He said there is no excuse for drug dealers and, "hopefully, this will have a deterrent effect" — clemency will not be granted to any of the remaining 64 drug convicts on death row.

In response to the executions, Brazilian President Dilma Rousseff said she was "outraged and dismayed" and claimed "relations between the two countries have been affected".

The Dutch Foreign Minister Bert Koenders called the execution "a cruel and inhumane punishment" and "an unacceptable denial of human dignity".

Both countries have withdrawn their ambassadors, and the Netherlands has summoned Indonesia's representative to The Hague.

Amnesty International said the first executions under the new president, who took office in November, were "a retrograde step" for human rights.

Indonesia has the largest drug trade in Southeast Asia

Indonesia, where internal figures state 40 to 50 people die each day from drugs, has the largest drug market in Southeast Asia, with 45 per cent of the region's drugs in circulation.

There are 138 people on death row in Indonesia, most of them on drug offences, and third of which claim foreign citizenship.

Brazilian Moreira was arrested in 2003, after police at Jakarta airport found cocaine hidden in his hang glider.

A second Brazilian national, Rodrigo Muxfeldt Gularte, remains on death row in Indonesia, also convicted of drug trafficking.

Dutch national Ang was arrested near Jakarta in 2003, after police found equipment which they estimated had been producing 15,000 ecstasy pills a day for three years.

The others who were executed were Namaona Denis, 48, from Malawi; Daniel Enemuo, 38, from Nigeria, and Indonesian Rani Andriani.

Tran Bich Hanh of Vietnam asked authorities to let her face the firing squad uncuffed as one of her last wishes, Spontana said.

They were killed in pairs just after midnight on Saturday, several miles from a high security prison on Nusakambangan island in Central Java.

Their bodies were brought from the island by ambulances early Sunday either for burial or cremation, as requested by relatives and representatives of their embassies.

Additional reporting by Associated Press

Register for free to continue reading

Registration is a free and easy way to support our truly independent journalism

By registering, you will also enjoy limited access to Premium articles, exclusive newsletters, commenting, and virtual events with our leading journalists

Please enter a valid email
Please enter a valid email
Must be at least 6 characters, include an upper and lower case character and a number
Must be at least 6 characters, include an upper and lower case character and a number
Must be at least 6 characters, include an upper and lower case character and a number
Please enter your first name
Special characters aren’t allowed
Please enter a name between 1 and 40 characters
Please enter your last name
Special characters aren’t allowed
Please enter a name between 1 and 40 characters
You must be over 18 years old to register
You must be over 18 years old to register
Opt-out-policy
You can opt-out at any time by signing in to your account to manage your preferences.

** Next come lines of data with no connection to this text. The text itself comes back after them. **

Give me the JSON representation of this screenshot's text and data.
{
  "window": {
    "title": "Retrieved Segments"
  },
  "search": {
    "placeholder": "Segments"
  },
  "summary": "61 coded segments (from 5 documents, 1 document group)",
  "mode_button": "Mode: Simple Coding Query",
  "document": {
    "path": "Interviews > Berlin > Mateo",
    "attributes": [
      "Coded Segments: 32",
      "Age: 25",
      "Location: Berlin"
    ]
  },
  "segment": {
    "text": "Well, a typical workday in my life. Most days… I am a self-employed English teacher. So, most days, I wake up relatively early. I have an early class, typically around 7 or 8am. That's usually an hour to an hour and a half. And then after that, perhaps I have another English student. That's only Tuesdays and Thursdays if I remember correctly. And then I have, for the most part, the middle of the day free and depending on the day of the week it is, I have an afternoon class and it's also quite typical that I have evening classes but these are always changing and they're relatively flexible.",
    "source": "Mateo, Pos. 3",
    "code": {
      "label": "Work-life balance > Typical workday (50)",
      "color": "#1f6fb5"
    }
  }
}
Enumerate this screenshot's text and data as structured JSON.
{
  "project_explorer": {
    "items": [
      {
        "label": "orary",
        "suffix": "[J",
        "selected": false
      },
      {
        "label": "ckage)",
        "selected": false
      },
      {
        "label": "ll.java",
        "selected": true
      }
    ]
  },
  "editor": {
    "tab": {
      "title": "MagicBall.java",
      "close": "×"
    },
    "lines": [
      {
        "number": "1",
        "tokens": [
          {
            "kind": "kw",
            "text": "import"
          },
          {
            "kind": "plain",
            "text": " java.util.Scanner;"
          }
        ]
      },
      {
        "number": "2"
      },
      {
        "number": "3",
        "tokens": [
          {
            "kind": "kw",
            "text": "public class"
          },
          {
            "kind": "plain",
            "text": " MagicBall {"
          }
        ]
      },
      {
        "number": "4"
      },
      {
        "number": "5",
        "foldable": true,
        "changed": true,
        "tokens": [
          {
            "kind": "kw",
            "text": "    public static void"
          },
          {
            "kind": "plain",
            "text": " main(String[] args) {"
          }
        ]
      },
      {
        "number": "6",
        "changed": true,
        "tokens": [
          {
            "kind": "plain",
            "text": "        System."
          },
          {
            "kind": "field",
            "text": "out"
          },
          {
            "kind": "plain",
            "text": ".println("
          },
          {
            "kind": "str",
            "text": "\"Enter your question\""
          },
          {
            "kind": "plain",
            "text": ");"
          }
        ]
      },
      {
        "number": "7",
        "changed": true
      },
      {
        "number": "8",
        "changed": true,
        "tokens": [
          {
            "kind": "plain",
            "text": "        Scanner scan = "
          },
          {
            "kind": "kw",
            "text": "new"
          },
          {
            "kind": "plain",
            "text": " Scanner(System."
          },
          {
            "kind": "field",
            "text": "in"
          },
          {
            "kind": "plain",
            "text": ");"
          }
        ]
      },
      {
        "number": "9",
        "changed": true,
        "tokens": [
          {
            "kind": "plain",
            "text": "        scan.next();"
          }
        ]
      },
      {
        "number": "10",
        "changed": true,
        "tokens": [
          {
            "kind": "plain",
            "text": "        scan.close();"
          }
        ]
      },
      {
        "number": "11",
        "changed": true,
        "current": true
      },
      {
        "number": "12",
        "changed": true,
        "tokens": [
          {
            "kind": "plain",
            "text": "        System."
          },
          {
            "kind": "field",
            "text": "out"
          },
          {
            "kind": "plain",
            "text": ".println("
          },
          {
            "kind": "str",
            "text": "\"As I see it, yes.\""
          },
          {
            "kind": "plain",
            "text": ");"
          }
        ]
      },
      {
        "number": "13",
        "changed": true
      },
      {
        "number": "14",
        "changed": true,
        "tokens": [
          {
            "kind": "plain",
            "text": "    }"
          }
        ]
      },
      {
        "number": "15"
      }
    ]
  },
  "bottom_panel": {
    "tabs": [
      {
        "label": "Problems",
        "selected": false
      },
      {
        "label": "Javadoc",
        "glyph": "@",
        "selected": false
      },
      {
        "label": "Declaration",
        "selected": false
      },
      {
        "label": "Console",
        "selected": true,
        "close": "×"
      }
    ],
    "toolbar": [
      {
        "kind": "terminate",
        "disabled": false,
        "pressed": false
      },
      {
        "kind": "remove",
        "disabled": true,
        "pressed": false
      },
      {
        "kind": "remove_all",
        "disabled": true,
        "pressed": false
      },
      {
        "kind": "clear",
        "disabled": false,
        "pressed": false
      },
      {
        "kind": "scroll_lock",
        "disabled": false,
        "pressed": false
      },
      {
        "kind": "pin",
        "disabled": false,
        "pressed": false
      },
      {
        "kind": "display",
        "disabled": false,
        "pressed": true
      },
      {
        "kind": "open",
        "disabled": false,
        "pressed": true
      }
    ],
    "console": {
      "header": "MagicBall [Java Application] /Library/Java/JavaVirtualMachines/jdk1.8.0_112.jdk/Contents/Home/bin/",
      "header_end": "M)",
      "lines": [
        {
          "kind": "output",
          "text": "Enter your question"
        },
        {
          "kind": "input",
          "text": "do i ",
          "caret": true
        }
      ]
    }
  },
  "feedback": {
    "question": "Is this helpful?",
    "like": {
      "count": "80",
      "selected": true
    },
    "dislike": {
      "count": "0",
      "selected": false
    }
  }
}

Each email has a link to unsubscribe.

Already have an account? sign in

By clicking ‘Register’ you confirm that your data has been entered correctly and you have read and agree to our Terms of use, Cookie policy and Privacy notice.

This site is protected by reCAPTCHA and the Google Privacy policy and Terms of service apply.

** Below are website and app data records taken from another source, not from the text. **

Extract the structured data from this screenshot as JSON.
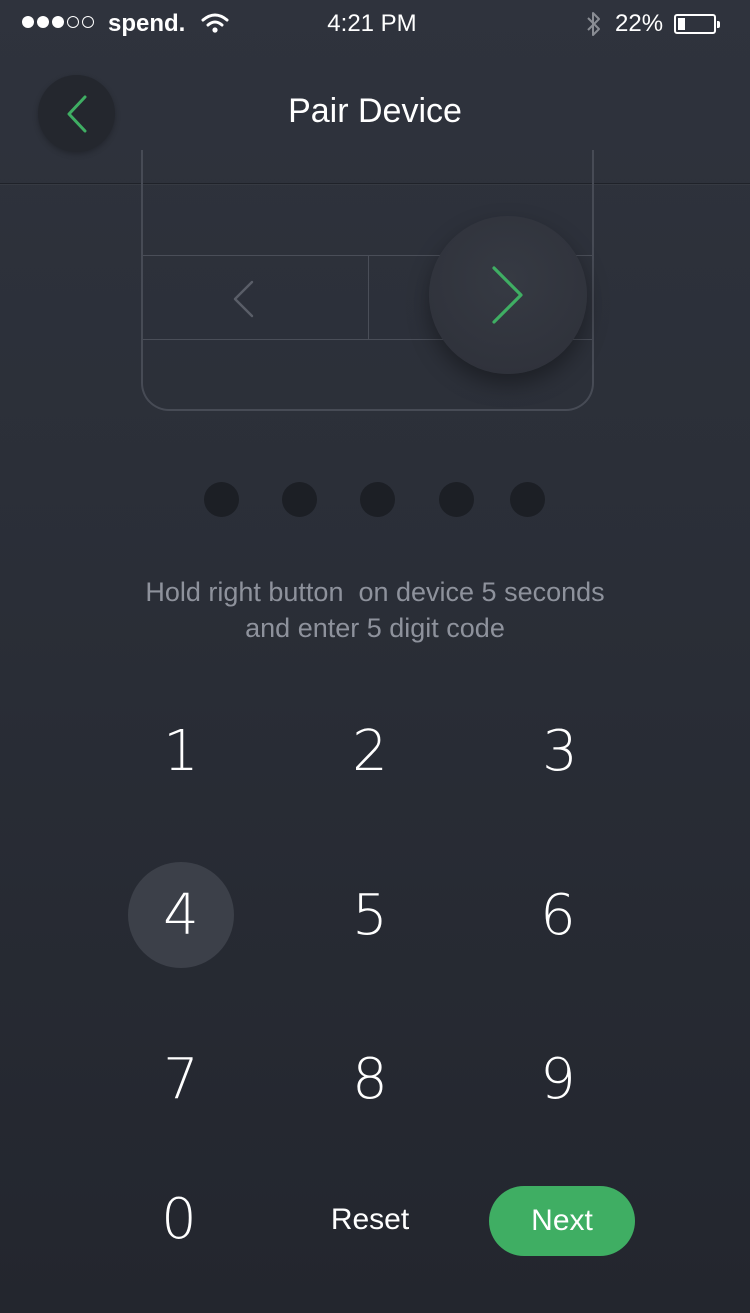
{
  "status_bar": {
    "carrier": "spend.",
    "time": "4:21 PM",
    "battery_percent": "22%",
    "battery_level": 0.22,
    "signal_bars": 3,
    "signal_total": 5,
    "icons": [
      "signal-icon",
      "wifi-icon",
      "bluetooth-icon",
      "battery-icon"
    ]
  },
  "nav": {
    "title": "Pair Device",
    "back_icon": "chevron-left-icon"
  },
  "colors": {
    "accent": "#3fae63",
    "background": "#2a2e37",
    "muted_text": "#8e929c"
  },
  "device": {
    "left_icon": "chevron-left-icon",
    "right_icon": "chevron-right-icon",
    "highlighted_button": "right"
  },
  "code": {
    "length": 5,
    "entered": 0
  },
  "instructions": {
    "line1": "Hold right button  on device 5 seconds",
    "line2": "and enter 5 digit code"
  },
  "keypad": {
    "keys": [
      "1",
      "2",
      "3",
      "4",
      "5",
      "6",
      "7",
      "8",
      "9",
      "0"
    ],
    "pressed_key": "4",
    "reset_label": "Reset",
    "next_label": "Next"
  }
}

Join our new commenting forum

Join thought-provoking conversations, follow other Independent readers and see their replies

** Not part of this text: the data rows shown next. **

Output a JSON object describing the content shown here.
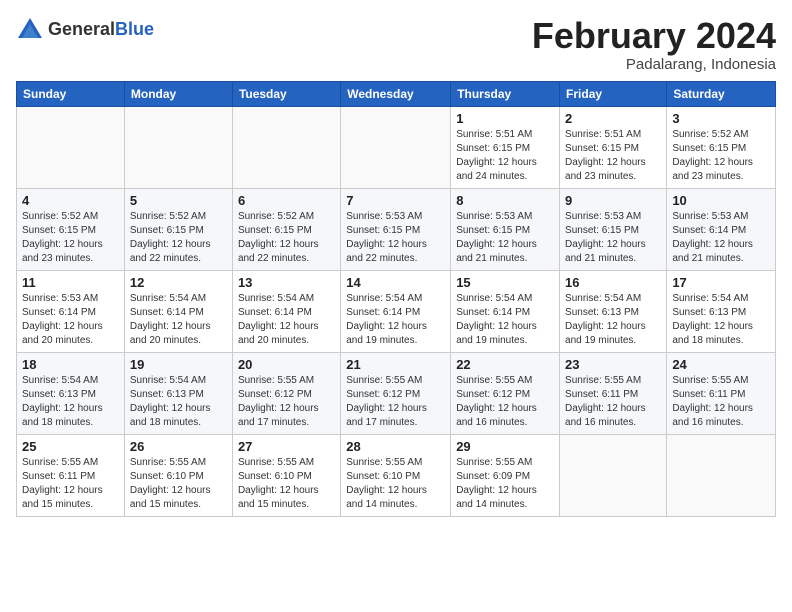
{
  "header": {
    "logo_general": "General",
    "logo_blue": "Blue",
    "month_title": "February 2024",
    "location": "Padalarang, Indonesia"
  },
  "days_of_week": [
    "Sunday",
    "Monday",
    "Tuesday",
    "Wednesday",
    "Thursday",
    "Friday",
    "Saturday"
  ],
  "weeks": [
    [
      {
        "day": "",
        "info": ""
      },
      {
        "day": "",
        "info": ""
      },
      {
        "day": "",
        "info": ""
      },
      {
        "day": "",
        "info": ""
      },
      {
        "day": "1",
        "info": "Sunrise: 5:51 AM\nSunset: 6:15 PM\nDaylight: 12 hours\nand 24 minutes."
      },
      {
        "day": "2",
        "info": "Sunrise: 5:51 AM\nSunset: 6:15 PM\nDaylight: 12 hours\nand 23 minutes."
      },
      {
        "day": "3",
        "info": "Sunrise: 5:52 AM\nSunset: 6:15 PM\nDaylight: 12 hours\nand 23 minutes."
      }
    ],
    [
      {
        "day": "4",
        "info": "Sunrise: 5:52 AM\nSunset: 6:15 PM\nDaylight: 12 hours\nand 23 minutes."
      },
      {
        "day": "5",
        "info": "Sunrise: 5:52 AM\nSunset: 6:15 PM\nDaylight: 12 hours\nand 22 minutes."
      },
      {
        "day": "6",
        "info": "Sunrise: 5:52 AM\nSunset: 6:15 PM\nDaylight: 12 hours\nand 22 minutes."
      },
      {
        "day": "7",
        "info": "Sunrise: 5:53 AM\nSunset: 6:15 PM\nDaylight: 12 hours\nand 22 minutes."
      },
      {
        "day": "8",
        "info": "Sunrise: 5:53 AM\nSunset: 6:15 PM\nDaylight: 12 hours\nand 21 minutes."
      },
      {
        "day": "9",
        "info": "Sunrise: 5:53 AM\nSunset: 6:15 PM\nDaylight: 12 hours\nand 21 minutes."
      },
      {
        "day": "10",
        "info": "Sunrise: 5:53 AM\nSunset: 6:14 PM\nDaylight: 12 hours\nand 21 minutes."
      }
    ],
    [
      {
        "day": "11",
        "info": "Sunrise: 5:53 AM\nSunset: 6:14 PM\nDaylight: 12 hours\nand 20 minutes."
      },
      {
        "day": "12",
        "info": "Sunrise: 5:54 AM\nSunset: 6:14 PM\nDaylight: 12 hours\nand 20 minutes."
      },
      {
        "day": "13",
        "info": "Sunrise: 5:54 AM\nSunset: 6:14 PM\nDaylight: 12 hours\nand 20 minutes."
      },
      {
        "day": "14",
        "info": "Sunrise: 5:54 AM\nSunset: 6:14 PM\nDaylight: 12 hours\nand 19 minutes."
      },
      {
        "day": "15",
        "info": "Sunrise: 5:54 AM\nSunset: 6:14 PM\nDaylight: 12 hours\nand 19 minutes."
      },
      {
        "day": "16",
        "info": "Sunrise: 5:54 AM\nSunset: 6:13 PM\nDaylight: 12 hours\nand 19 minutes."
      },
      {
        "day": "17",
        "info": "Sunrise: 5:54 AM\nSunset: 6:13 PM\nDaylight: 12 hours\nand 18 minutes."
      }
    ],
    [
      {
        "day": "18",
        "info": "Sunrise: 5:54 AM\nSunset: 6:13 PM\nDaylight: 12 hours\nand 18 minutes."
      },
      {
        "day": "19",
        "info": "Sunrise: 5:54 AM\nSunset: 6:13 PM\nDaylight: 12 hours\nand 18 minutes."
      },
      {
        "day": "20",
        "info": "Sunrise: 5:55 AM\nSunset: 6:12 PM\nDaylight: 12 hours\nand 17 minutes."
      },
      {
        "day": "21",
        "info": "Sunrise: 5:55 AM\nSunset: 6:12 PM\nDaylight: 12 hours\nand 17 minutes."
      },
      {
        "day": "22",
        "info": "Sunrise: 5:55 AM\nSunset: 6:12 PM\nDaylight: 12 hours\nand 16 minutes."
      },
      {
        "day": "23",
        "info": "Sunrise: 5:55 AM\nSunset: 6:11 PM\nDaylight: 12 hours\nand 16 minutes."
      },
      {
        "day": "24",
        "info": "Sunrise: 5:55 AM\nSunset: 6:11 PM\nDaylight: 12 hours\nand 16 minutes."
      }
    ],
    [
      {
        "day": "25",
        "info": "Sunrise: 5:55 AM\nSunset: 6:11 PM\nDaylight: 12 hours\nand 15 minutes."
      },
      {
        "day": "26",
        "info": "Sunrise: 5:55 AM\nSunset: 6:10 PM\nDaylight: 12 hours\nand 15 minutes."
      },
      {
        "day": "27",
        "info": "Sunrise: 5:55 AM\nSunset: 6:10 PM\nDaylight: 12 hours\nand 15 minutes."
      },
      {
        "day": "28",
        "info": "Sunrise: 5:55 AM\nSunset: 6:10 PM\nDaylight: 12 hours\nand 14 minutes."
      },
      {
        "day": "29",
        "info": "Sunrise: 5:55 AM\nSunset: 6:09 PM\nDaylight: 12 hours\nand 14 minutes."
      },
      {
        "day": "",
        "info": ""
      },
      {
        "day": "",
        "info": ""
      }
    ]
  ]
}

Comments

Thank you for registering

Please refresh the page or navigate to another page on the site to be automatically logged in